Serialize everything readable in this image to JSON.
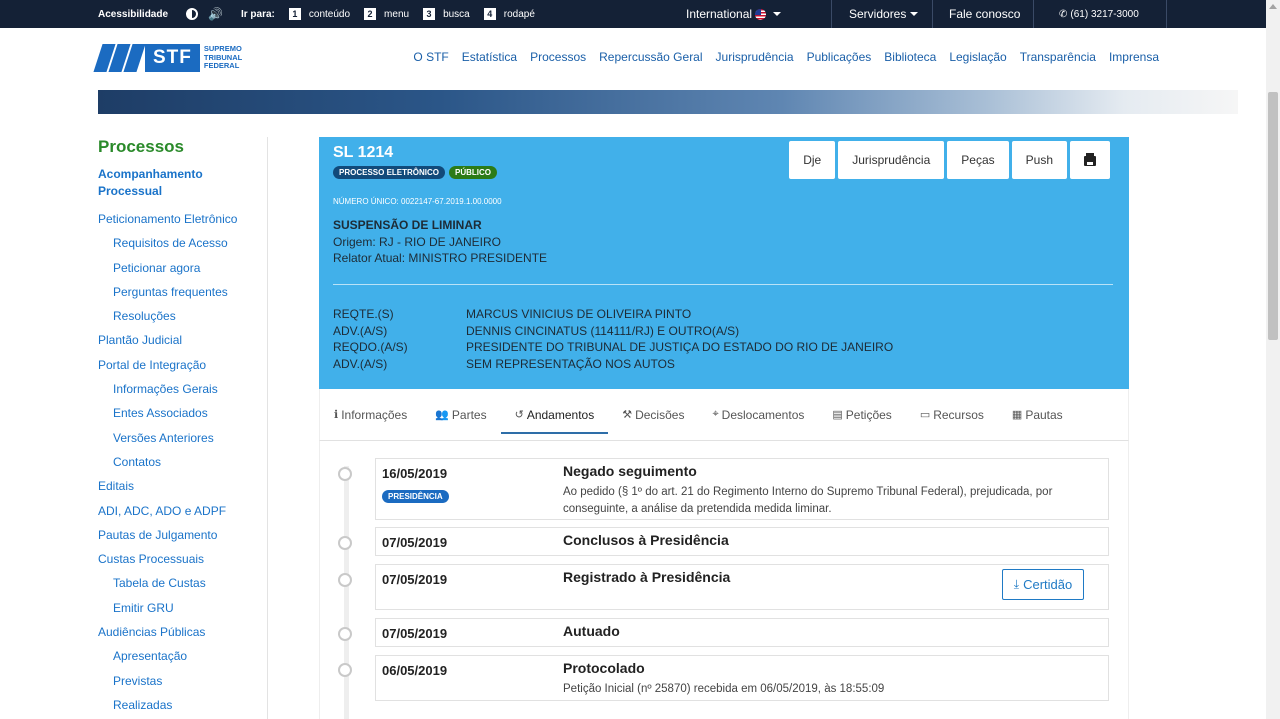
{
  "topbar": {
    "acessibilidade": "Acessibilidade",
    "ir_para": "Ir para:",
    "shortcuts": [
      {
        "key": "1",
        "label": "conteúdo"
      },
      {
        "key": "2",
        "label": "menu"
      },
      {
        "key": "3",
        "label": "busca"
      },
      {
        "key": "4",
        "label": "rodapé"
      }
    ],
    "international": "International",
    "servidores": "Servidores",
    "fale_conosco": "Fale conosco",
    "phone": "(61) 3217-3000"
  },
  "logo": {
    "abbr": "STF",
    "line1": "SUPREMO",
    "line2": "TRIBUNAL",
    "line3": "FEDERAL"
  },
  "nav": [
    "O STF",
    "Estatística",
    "Processos",
    "Repercussão Geral",
    "Jurisprudência",
    "Publicações",
    "Biblioteca",
    "Legislação",
    "Transparência",
    "Imprensa"
  ],
  "sidebar": {
    "title": "Processos",
    "items": [
      {
        "label": "Acompanhamento Processual",
        "level": 0,
        "active": true
      },
      {
        "label": "Peticionamento Eletrônico",
        "level": 0
      },
      {
        "label": "Requisitos de Acesso",
        "level": 1
      },
      {
        "label": "Peticionar agora",
        "level": 1
      },
      {
        "label": "Perguntas frequentes",
        "level": 1
      },
      {
        "label": "Resoluções",
        "level": 1
      },
      {
        "label": "Plantão Judicial",
        "level": 0
      },
      {
        "label": "Portal de Integração",
        "level": 0
      },
      {
        "label": "Informações Gerais",
        "level": 1
      },
      {
        "label": "Entes Associados",
        "level": 1
      },
      {
        "label": "Versões Anteriores",
        "level": 1
      },
      {
        "label": "Contatos",
        "level": 1
      },
      {
        "label": "Editais",
        "level": 0
      },
      {
        "label": "ADI, ADC, ADO e ADPF",
        "level": 0
      },
      {
        "label": "Pautas de Julgamento",
        "level": 0
      },
      {
        "label": "Custas Processuais",
        "level": 0
      },
      {
        "label": "Tabela de Custas",
        "level": 1
      },
      {
        "label": "Emitir GRU",
        "level": 1
      },
      {
        "label": "Audiências Públicas",
        "level": 0
      },
      {
        "label": "Apresentação",
        "level": 1
      },
      {
        "label": "Previstas",
        "level": 1
      },
      {
        "label": "Realizadas",
        "level": 1
      }
    ]
  },
  "process": {
    "id": "SL 1214",
    "badge_eletronico": "PROCESSO ELETRÔNICO",
    "badge_publico": "PÚBLICO",
    "numero_unico": "NÚMERO ÚNICO: 0022147-67.2019.1.00.0000",
    "classe": "SUSPENSÃO DE LIMINAR",
    "origem": "Origem: RJ - RIO DE JANEIRO",
    "relator": "Relator Atual: MINISTRO PRESIDENTE",
    "buttons": {
      "dje": "Dje",
      "jurisprudencia": "Jurisprudência",
      "pecas": "Peças",
      "push": "Push"
    },
    "parties": [
      {
        "role": "REQTE.(S)",
        "name": "MARCUS VINICIUS DE OLIVEIRA PINTO"
      },
      {
        "role": "ADV.(A/S)",
        "name": "DENNIS CINCINATUS (114111/RJ) E OUTRO(A/S)"
      },
      {
        "role": "REQDO.(A/S)",
        "name": "PRESIDENTE DO TRIBUNAL DE JUSTIÇA DO ESTADO DO RIO DE JANEIRO"
      },
      {
        "role": "ADV.(A/S)",
        "name": "SEM REPRESENTAÇÃO NOS AUTOS"
      }
    ]
  },
  "tabs": [
    {
      "label": "Informações",
      "icon": "info-circle-icon",
      "glyph": "ℹ"
    },
    {
      "label": "Partes",
      "icon": "users-icon",
      "glyph": "👥"
    },
    {
      "label": "Andamentos",
      "icon": "history-icon",
      "glyph": "↺",
      "active": true
    },
    {
      "label": "Decisões",
      "icon": "gavel-icon",
      "glyph": "⚒"
    },
    {
      "label": "Deslocamentos",
      "icon": "map-marker-icon",
      "glyph": "⌖"
    },
    {
      "label": "Petições",
      "icon": "file-pdf-icon",
      "glyph": "▤"
    },
    {
      "label": "Recursos",
      "icon": "file-text-icon",
      "glyph": "▭"
    },
    {
      "label": "Pautas",
      "icon": "calendar-icon",
      "glyph": "▦"
    }
  ],
  "andamentos": [
    {
      "date": "16/05/2019",
      "badge": "PRESIDÊNCIA",
      "title": "Negado seguimento",
      "desc": "Ao pedido (§ 1º do art. 21 do Regimento Interno do Supremo Tribunal Federal), prejudicada, por conseguinte, a análise da pretendida medida liminar."
    },
    {
      "date": "07/05/2019",
      "title": "Conclusos à Presidência"
    },
    {
      "date": "07/05/2019",
      "title": "Registrado à Presidência",
      "action": "Certidão"
    },
    {
      "date": "07/05/2019",
      "title": "Autuado"
    },
    {
      "date": "06/05/2019",
      "title": "Protocolado",
      "desc": "Petição Inicial (nº 25870) recebida em 06/05/2019, às 18:55:09"
    }
  ]
}
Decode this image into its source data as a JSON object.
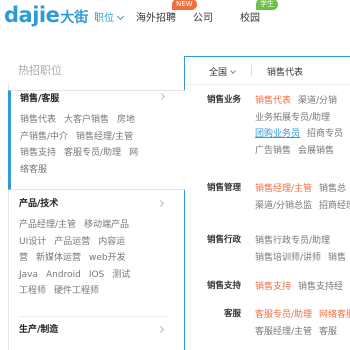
{
  "logo": {
    "text_en": "dajie",
    "text_cn": "大街"
  },
  "nav": {
    "job": "职位",
    "overseas": "海外招聘",
    "overseas_badge": "NEW",
    "company": "公司",
    "campus": "校园",
    "campus_badge": "学生"
  },
  "hot_title": "热招职位",
  "categories": [
    {
      "title": "销售/客服",
      "items": [
        "销售代表",
        "大客户销售",
        "房地",
        "产销售/中介",
        "销售经理/主管",
        "销售支持",
        "客服专员/助理",
        "网",
        "络客服"
      ]
    },
    {
      "title": "产品/技术",
      "items": [
        "产品经理/主管",
        "移动端产品",
        "UI设计",
        "产品运营",
        "内容运",
        "营",
        "新媒体运营",
        "web开发",
        "Java",
        "Android",
        "IOS",
        "测试",
        "工程师",
        "硬件工程师"
      ]
    },
    {
      "title": "生产/制造",
      "items": []
    }
  ],
  "breadcrumb": {
    "city": "全国",
    "position": "销售代表"
  },
  "groups": [
    {
      "label": "销售业务",
      "items": [
        {
          "text": "销售代表",
          "style": "hl"
        },
        {
          "text": "渠道/分销",
          "style": ""
        },
        {
          "text": "业务拓展专员/助理",
          "style": ""
        },
        {
          "text": "团购业务员",
          "style": "blue"
        },
        {
          "text": "招商专员",
          "style": ""
        },
        {
          "text": "广告销售",
          "style": ""
        },
        {
          "text": "会展销售",
          "style": ""
        }
      ]
    },
    {
      "label": "销售管理",
      "items": [
        {
          "text": "销售经理/主管",
          "style": "hl"
        },
        {
          "text": "销售总",
          "style": ""
        },
        {
          "text": "渠道/分销总监",
          "style": ""
        },
        {
          "text": "招商经理",
          "style": ""
        }
      ]
    },
    {
      "label": "销售行政",
      "items": [
        {
          "text": "销售行政专员/助理",
          "style": ""
        },
        {
          "text": "销售培训师/讲师",
          "style": ""
        },
        {
          "text": "销售",
          "style": ""
        }
      ]
    },
    {
      "label": "销售支持",
      "items": [
        {
          "text": "销售支持",
          "style": "hl"
        },
        {
          "text": "销售支持经",
          "style": ""
        }
      ]
    },
    {
      "label": "客服",
      "items": [
        {
          "text": "客服专员/助理",
          "style": "hl"
        },
        {
          "text": "网络客服",
          "style": "hl"
        },
        {
          "text": "客服经理/主管",
          "style": ""
        },
        {
          "text": "客服",
          "style": ""
        }
      ]
    }
  ],
  "colors": {
    "brand": "#2e9ad7",
    "accent": "#f26d40",
    "student_badge": "#6cc04a"
  }
}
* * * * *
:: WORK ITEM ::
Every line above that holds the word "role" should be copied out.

:: RESULT OF THE TASK ::
        "role": "REQTE.(S)",
        "role": "ADV.(A/S)",
        "role": "REQDO.(A/S)",
        "role": "ADV.(A/S)",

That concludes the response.